━━━━━ STUDY MATERIAL

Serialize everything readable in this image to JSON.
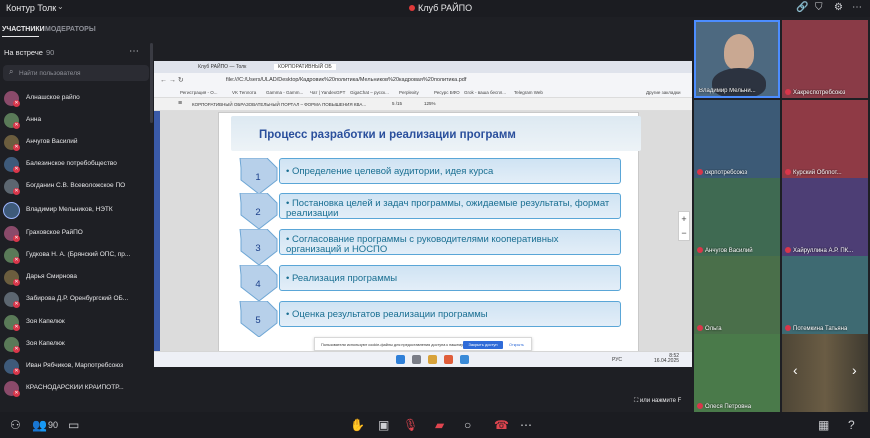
{
  "topbar": {
    "app_title": "Контур Толк",
    "meeting_title": "Клуб РАЙПО",
    "icons": [
      "link-icon",
      "shield-icon",
      "gear-icon",
      "more-icon"
    ]
  },
  "left_panel": {
    "tabs": [
      {
        "label": "УЧАСТНИКИ",
        "active": true
      },
      {
        "label": "МОДЕРАТОРЫ",
        "active": false
      }
    ],
    "section_title": "На встрече",
    "section_count": "90",
    "search_placeholder": "Найти пользователя",
    "participants": [
      "Алнашское райпо",
      "Анна",
      "Анчугов Василий",
      "Балезинское потребобщество",
      "Богданин С.В. Всеволожское ПО",
      "Владимир Мельников, НЭТК",
      "Граховское РайПО",
      "Гудкова Н. А. (Брянский ОПС, пр...",
      "Дарья Смирнова",
      "Забирова Д.Р. Оренбургский ОБ...",
      "Зоя Капелюк",
      "Зоя Капелюк",
      "Иван Рябчиков, Марпотребсоюз",
      "КРАСНОДАРСКИЙ КРАЙПОТР..."
    ]
  },
  "shared_screen": {
    "browser_tabs": [
      "Клуб РАЙПО — Толк",
      "КОРПОРАТИВНЫЙ ОБ"
    ],
    "address": "file:///C:/Users/ULAD/Desktop/Кадровик%20политика/Мельников%20кадровая%20политика.pdf",
    "bookmarks": [
      "Регистрация - О...",
      "VK Теплота",
      "Gamma - Gamm...",
      "Чат | YandexGPT",
      "GigaChat – русск...",
      "Perplexity",
      "Ресурс БФО",
      "Grok - ваша беспл...",
      "Telegram Web"
    ],
    "bookmarks_right": "Другие закладки",
    "pdf_title": "КОРПОРАТИВНЫЙ ОБРАЗОВАТЕЛЬНЫЙ ПОРТАЛ – ФОРМА ПОВЫШЕНИЯ КВА...",
    "pdf_page": "5",
    "pdf_pages_total": "/15",
    "pdf_zoom": "125%",
    "slide": {
      "title": "Процесс разработки и реализации программ",
      "steps": [
        {
          "num": "1",
          "text": "• Определение целевой аудитории, идея курса"
        },
        {
          "num": "2",
          "text": "• Постановка целей и задач программы, ожидаемые результаты, формат реализации"
        },
        {
          "num": "3",
          "text": "• Согласование программы с руководителями кооперативных организаций и НОСПО"
        },
        {
          "num": "4",
          "text": "• Реализация программы"
        },
        {
          "num": "5",
          "text": "• Оценка результатов реализации программы"
        }
      ]
    },
    "cookie_text": "Пользователи используют cookie-файлы для предоставления доступа к нашему журналу",
    "cookie_close": "Закрыть доступ",
    "cookie_open": "Открыть",
    "taskbar_lang": "РУС",
    "taskbar_time": "8:52",
    "taskbar_date": "16.04.2025"
  },
  "fullscreen_hint": "или нажмите F",
  "video_tiles": [
    {
      "name": "Владимир Мельни...",
      "muted": false,
      "selected": true
    },
    {
      "name": "Хакреспотребсоюз",
      "muted": true
    },
    {
      "name": "окрпотребсоюз",
      "muted": true
    },
    {
      "name": "Курский Облпот...",
      "muted": true
    },
    {
      "name": "Анчугов Василий",
      "muted": true
    },
    {
      "name": "Хайруллина А.Р. ПК...",
      "muted": true
    },
    {
      "name": "Ольга",
      "muted": true
    },
    {
      "name": "Потемкина Татьяна",
      "muted": true
    },
    {
      "name": "Олеся Петровна",
      "muted": true
    },
    {
      "name": "",
      "muted": false
    }
  ],
  "bottombar": {
    "participants_count": "90",
    "icons": [
      "participants-icon",
      "chat-icon",
      "raise-hand-icon",
      "screen-share-icon",
      "mic-off-icon",
      "camera-off-icon",
      "record-icon",
      "end-call-icon",
      "more-icon",
      "layout-icon",
      "help-icon"
    ]
  },
  "colors": {
    "accent_blue": "#4c8dff",
    "muted_red": "#d9364a",
    "slide_title": "#2a4f9c",
    "step_text": "#1a6f92"
  }
}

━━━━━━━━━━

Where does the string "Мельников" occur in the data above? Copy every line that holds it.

      "Владимир Мельников, НЭТК",
    "address": "file:///C:/Users/ULAD/Desktop/Кадровик%20политика/Мельников%20кадровая%20политика.pdf",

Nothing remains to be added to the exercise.